Dear Dawn: I am Jewish, and my husband was Catholic but no longer identifies with any religion. I care strongly about raising our children Jewish, and my husband supports me. Now, with three children, we find this decision to have an increasing impact on our time-strapped lives — what with weekly classes, each child’s class Shabbat, parent participation days, etc. We like the synagogue community, but when the “contract” came to sign up for bar mitzvah prep, we wavered. While this will give extra meaning, greater community and a bigger sense of accomplishment on the day of the bar mitzvah, it means a lot less downtime.
What is the value of Torah in today’s world? Were the bar mitzvah preparation focused on volunteering and, perhaps, Torah interpretation and application to today’s world, that would make sense to me, but will my child become a Torah scholar? Will he need the skill of leading services or chanting Torah? Are these important to his future life in America? Even as a Jew? Is it worth giving up music, sports, family time or time in nature? — No Time for a Bar Mitzvah

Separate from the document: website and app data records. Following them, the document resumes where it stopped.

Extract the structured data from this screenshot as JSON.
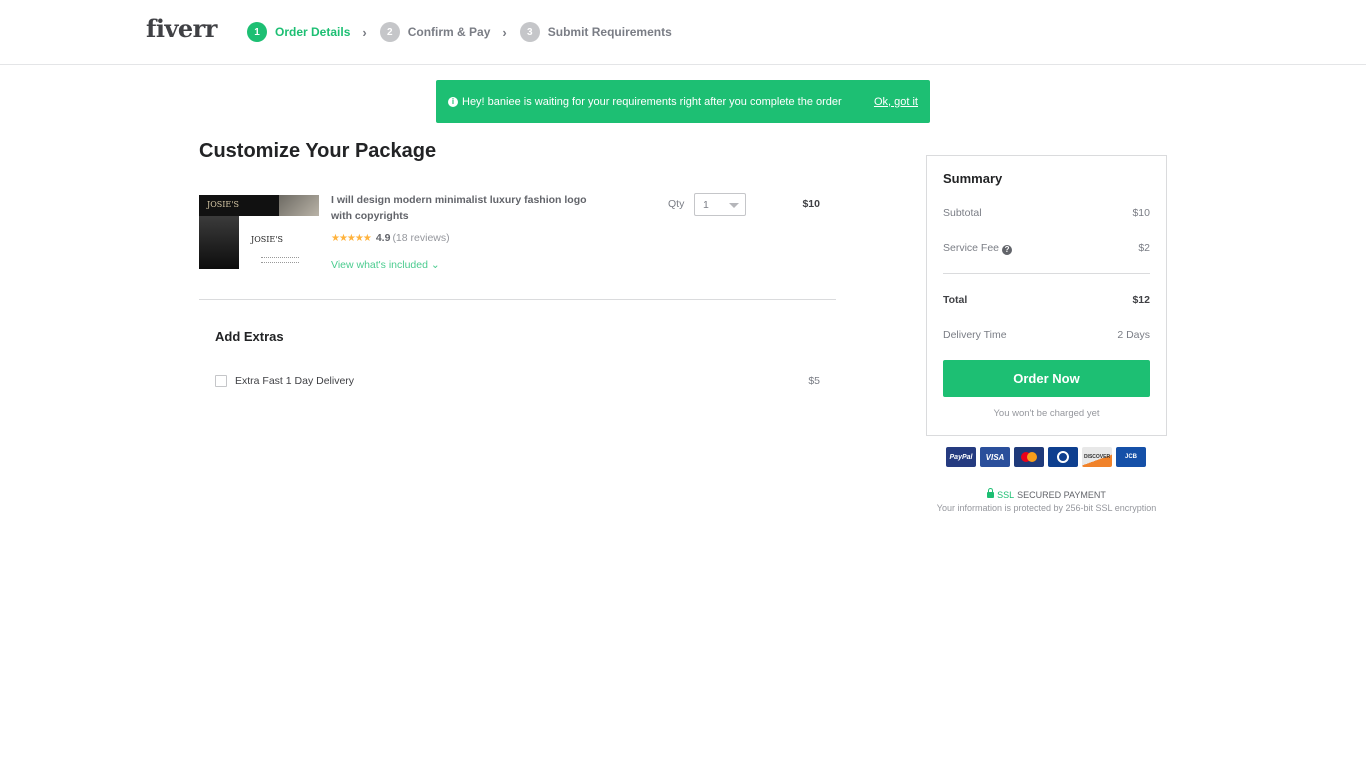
{
  "header": {
    "logo": "fiverr",
    "steps": [
      {
        "num": "1",
        "label": "Order Details",
        "active": true
      },
      {
        "num": "2",
        "label": "Confirm & Pay",
        "active": false
      },
      {
        "num": "3",
        "label": "Submit Requirements",
        "active": false
      }
    ],
    "step_separator": "›"
  },
  "banner": {
    "icon": "info-icon",
    "info_glyph": "i",
    "message": "Hey! baniee is waiting for your requirements right after you complete the order",
    "dismiss_label": "Ok, got it"
  },
  "main": {
    "title": "Customize Your Package",
    "gig": {
      "image_brand": "JOSIE'S",
      "title": "I will design modern minimalist luxury fashion logo with copyrights",
      "stars": "★★★★★",
      "rating": "4.9",
      "reviews": "(18 reviews)",
      "included_link": "View what's included ⌄",
      "qty_label": "Qty",
      "qty_value": "1",
      "price": "$10"
    },
    "extras": {
      "title": "Add Extras",
      "items": [
        {
          "label": "Extra Fast 1 Day Delivery",
          "price": "$5",
          "checked": false
        }
      ]
    }
  },
  "summary": {
    "title": "Summary",
    "subtotal_label": "Subtotal",
    "subtotal_value": "$10",
    "service_fee_label": "Service Fee",
    "service_fee_help": "?",
    "service_fee_value": "$2",
    "total_label": "Total",
    "total_value": "$12",
    "delivery_label": "Delivery Time",
    "delivery_value": "2 Days",
    "order_button": "Order Now",
    "note": "You won't be charged yet"
  },
  "payment": {
    "cards": [
      {
        "name": "paypal",
        "label": "PayPal"
      },
      {
        "name": "visa",
        "label": "VISA"
      },
      {
        "name": "mastercard",
        "label": ""
      },
      {
        "name": "diners",
        "label": ""
      },
      {
        "name": "discover",
        "label": "DISCOVER"
      },
      {
        "name": "jcb",
        "label": "JCB"
      }
    ],
    "ssl_label": "SSL",
    "secured_label": "SECURED PAYMENT",
    "ssl_note": "Your information is protected by 256-bit SSL encryption"
  },
  "colors": {
    "brand_green": "#1dbf73",
    "text_dark": "#222325",
    "star": "#ffb33e"
  }
}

Dear No Time: I’m so glad you wrote. Although you note that your husband is not Jewish, I don’t see that as a big consideration here. Many Jewish-Jewish couples face the same questions: Do we have time for the requirements of Jewish life? Do we want to prioritize Jewish practice over all the other options?
Your first issue is simply logistics. How much time do you have and how do you spend it? How might that change? Can you fit in the synagogue activities?
You mention parent participation. Going to services, even once a month, tells your child that Judaism is important to you. You would be embracing a life of more practice. That could be a good thing. Raising kids with the understanding that their parents have priorities and that community, responsibility and participation are at the center is not a bad message.
Trust me, all the parents in this situation are feeling the time pinch. This would be the time to lean on your community. Can you share a car pool to shul? Can you make this process more of a joy by inviting some of the families to dinner or on a hike? Getting to be better friends will nurture you and your husband, who need fun, adult company and stimulation.
The second issue is, indeed, priorities. You are wondering what is more important to give time to: Music? Soccer? Religious training? Family time? Time in nature? I agree that your son is unlikely to be a Torah scholar. But let’s be honest, your son will probably not become a professional musician or soccer player, either.
We are looking at all these activities in terms of how they enrich his life. All are good. But there is more to learning about Torah and Talmud than just being able to lead a service or expound on text. I could go into more depth on this, but I don’t want to weigh more heavily on religious learning than the other issues you bring up.
I suggest that you utilize Jewish teachings to enhance other pursuits. If your son learns an instrument, he could also learn about Jewish music and composers and their influence on American culture. If he is into sports, he can learn about Jewish players and teams, and how there were both black and Hebrew leagues back when neither group was allowed to play with whites.
Nature is wide open to Jewish perspectives and enhancement. There are so many ethical teachings about nature that you could put into practice and connect to Jewish values, such as recycling, composting and reusing. There are other related teachings, such as God asking each of us at the end of our days, did you enjoy the things I gave you? Did you take hikes, swim, plant trees, smell the roses? How wonderful that these are required of us!
As for family time, there is nothing like putting aside time for Shabbat, dedicated to your family. Turn off the electronics and spend face time with each other. Play games, listen to music, read aloud. Rotate who gets to pick the Shabbat topic and have fun with it.